You are entitled to that view. I suggest that it's more like arguing with someone who believes that the Earth is flat, but I'm sure that we would both claim to be the one that knows the 'real truth'. I haven't spent much time looking for material on 'proving' this one way or the other. I have in the past spent a bit of time looking for a scientific paper on the detailed electrical properties (more than just resistance) of materials manufactured using different processing techniques, but I couldn't find anything at the time. It seems to me that you are suggesting that despite there being a difference in what comes out of the end of two different cables into an amplifier and then from the speakers, that the ear cannot distinguish the difference. Since neither of us appears to be able to offer impartial, scientifically robust, peer-reviewed factual evidence, we are left to dicussing opinion. Since opinion cannot, by its very nature be 'right' or 'wrong', we can only advice and suggestion. Your advice to the OP appears to be, "Don't waste your time - there is no difference, trust me (based on no actual evidence)", whereas my advice is "I don't know about this - try it and see what happens." I respectfully suggest that my advice is more helpful (and could be educational for others).pauln said:I guess this is a bit like arguing about the existence of God with someone who believes. There is no proof, science tells us it's not possible yet people will not be swayed from their faith.
Has any audio DB ABX test ever proved a positive?pauln said:@ BMF Drums - nice post, extremely well written and thought out.
To my knowledge there has never been a DBT or ABX test done where anyone has successfully differentiated between different interconnects, even one between freebies and some costing $1000. Speaker cables of different gauge were identifiable.
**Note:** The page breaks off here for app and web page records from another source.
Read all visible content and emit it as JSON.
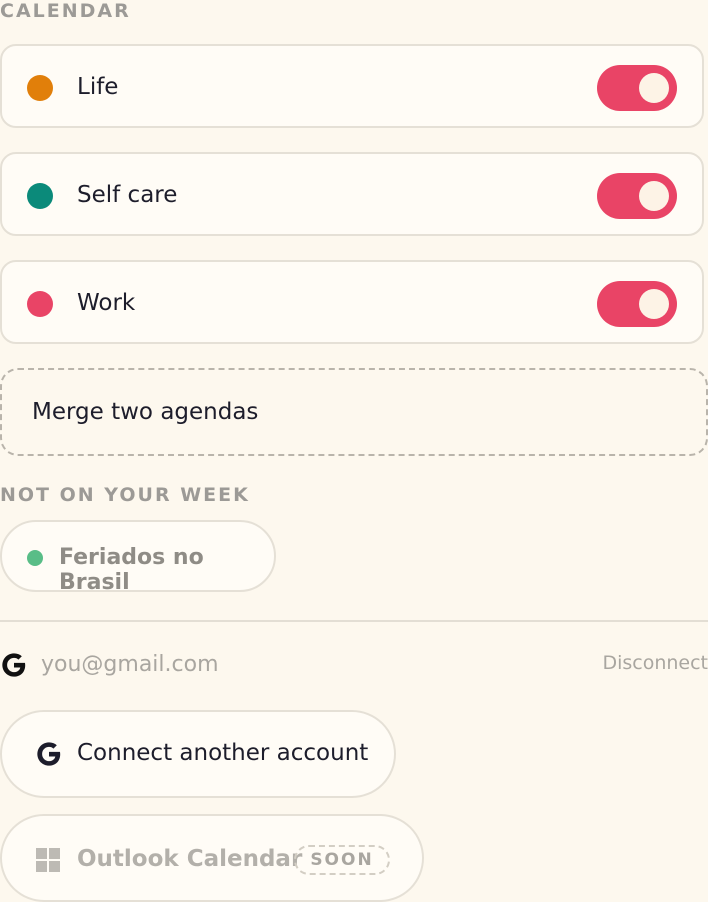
{
  "calendar_section": {
    "title": "CALENDAR",
    "calendars": [
      {
        "label": "Life",
        "color": "#e17f0a",
        "enabled": true
      },
      {
        "label": "Self care",
        "color": "#0b8a7a",
        "enabled": true
      },
      {
        "label": "Work",
        "color": "#e94466",
        "enabled": true
      }
    ],
    "toggle_color": "#e94466",
    "merge_label": "Merge two agendas"
  },
  "not_on_week": {
    "title": "NOT ON YOUR WEEK",
    "items": [
      {
        "label": "Feriados no Brasil",
        "color": "#59bd87"
      }
    ]
  },
  "account": {
    "provider_icon": "google-icon",
    "email": "you@gmail.com",
    "disconnect_label": "Disconnect"
  },
  "actions": {
    "connect_label": "Connect another account",
    "outlook_label": "Outlook Calendar",
    "outlook_icon": "windows-icon",
    "soon_badge": "SOON"
  }
}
If you could show me one instance of someone passing a test like this...
If the OP really does hear a difference, then I'd suggest that something is very wrong with one of the cables.abacus said:Do a blind test with your analogue cables and you will find no difference between them, (The only reason they appear to sound different is because you were expecting a difference, it’s just one of the many failings of the human body) and the same applies to digital.
Hope this helps